Back in 1995, when Nicholas Negroponte wrote Being Digital, his seminal piece on technologically-driven life, facial recognition technology was still a bit of a dream. He felt it was destined to become reality.
“Your face is, in effect, your display device, and your computer should be able to read it, which requires the recognition of your face and its unique expressions,” he wrote. “The technical challenge of recognizing faces and facial expressions is formidable. Nevertheless, its realization is eminently achievable in some contexts. In applications that involve you and your computer, it only needs to know if it is you, as opposed to anybody else on the planet.”
In 2018, this reads as prophetic. Just last year, Apple debuted the iPhone X, which users can choose to unlock by looking at — and thus being recognized by — its camera. Your face is already a password.
Of course, by now we also know a lot about facial recognition’s other use cases. In recent years, facial recognition has been introduced at airports around the United States as a way to confirm travelers’ identities. It was used last month to identify a man who murdered five people at a newspaper office in Maryland, and this month to pinpoint two people suspected of poisoning Russian double-agent Sergei Skripal and his daughter Yulia in the UK. Tech companies are working to create facial recognition software that can, among other things, help a blind person know who’s in a photograph, or even who’s in the room with them. Credit card companies are hoping facial recognition is the next step in payment authentication.
We’ve also seen how facial recognition technology can be misused.
“Imagine a government tracking you everywhere you walked over the past month without your permission or knowledge,” Brad Smith, president and chief legal officer of Microsoft, wrote recently in a public call for government regulation of facial recognition technology. “Imagine a database of everyone who attended a political rally that constitutes the very essence of free speech.” Or don’t imagine at all, and instead just look to China, where in some cities “cameras scan train stations for China’s most wanted,” as the New York Times reports, and “billboard-size displays show the faces of jaywalkers and list the names of people who don’t pay their debts.” Facial recognition is also being used to “track members of the Uighur Muslim minority and map their relations with friends and family.”
Your face is already a password.
Obviously, the kind of questions Microsoft’s Brad Smith is prompting (What limits should be put on this technology?
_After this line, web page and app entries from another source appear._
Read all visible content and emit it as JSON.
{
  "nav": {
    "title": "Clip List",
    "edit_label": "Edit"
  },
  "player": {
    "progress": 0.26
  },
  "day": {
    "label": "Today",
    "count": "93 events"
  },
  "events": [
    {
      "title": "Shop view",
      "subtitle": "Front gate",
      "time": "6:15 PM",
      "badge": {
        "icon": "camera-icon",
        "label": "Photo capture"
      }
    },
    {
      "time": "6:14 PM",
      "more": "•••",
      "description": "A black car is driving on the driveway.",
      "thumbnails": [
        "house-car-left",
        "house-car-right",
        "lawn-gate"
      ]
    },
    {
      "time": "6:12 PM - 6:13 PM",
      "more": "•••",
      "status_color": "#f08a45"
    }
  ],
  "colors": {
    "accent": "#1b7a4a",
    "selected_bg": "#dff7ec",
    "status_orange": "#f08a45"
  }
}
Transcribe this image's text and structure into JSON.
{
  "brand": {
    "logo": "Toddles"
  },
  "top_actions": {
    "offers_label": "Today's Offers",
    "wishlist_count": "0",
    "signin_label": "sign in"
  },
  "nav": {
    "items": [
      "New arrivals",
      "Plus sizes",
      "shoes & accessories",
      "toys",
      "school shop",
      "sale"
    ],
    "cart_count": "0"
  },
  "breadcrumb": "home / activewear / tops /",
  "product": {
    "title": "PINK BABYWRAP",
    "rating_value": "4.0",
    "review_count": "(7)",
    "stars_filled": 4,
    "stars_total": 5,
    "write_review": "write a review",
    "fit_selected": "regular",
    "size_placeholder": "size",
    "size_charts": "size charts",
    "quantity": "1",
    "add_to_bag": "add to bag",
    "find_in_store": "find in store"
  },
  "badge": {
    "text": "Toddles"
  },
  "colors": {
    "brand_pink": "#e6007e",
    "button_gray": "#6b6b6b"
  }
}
Who should control it?) are vital in coming to terms with how facial recognition impacts the world around us. But there’s a question Smith doesn’t address that Negroponte did, over two decades ago: What does it mean for our computers to “know” it is us when they “see” us?
In other words, what does facial recognition actually do to our face?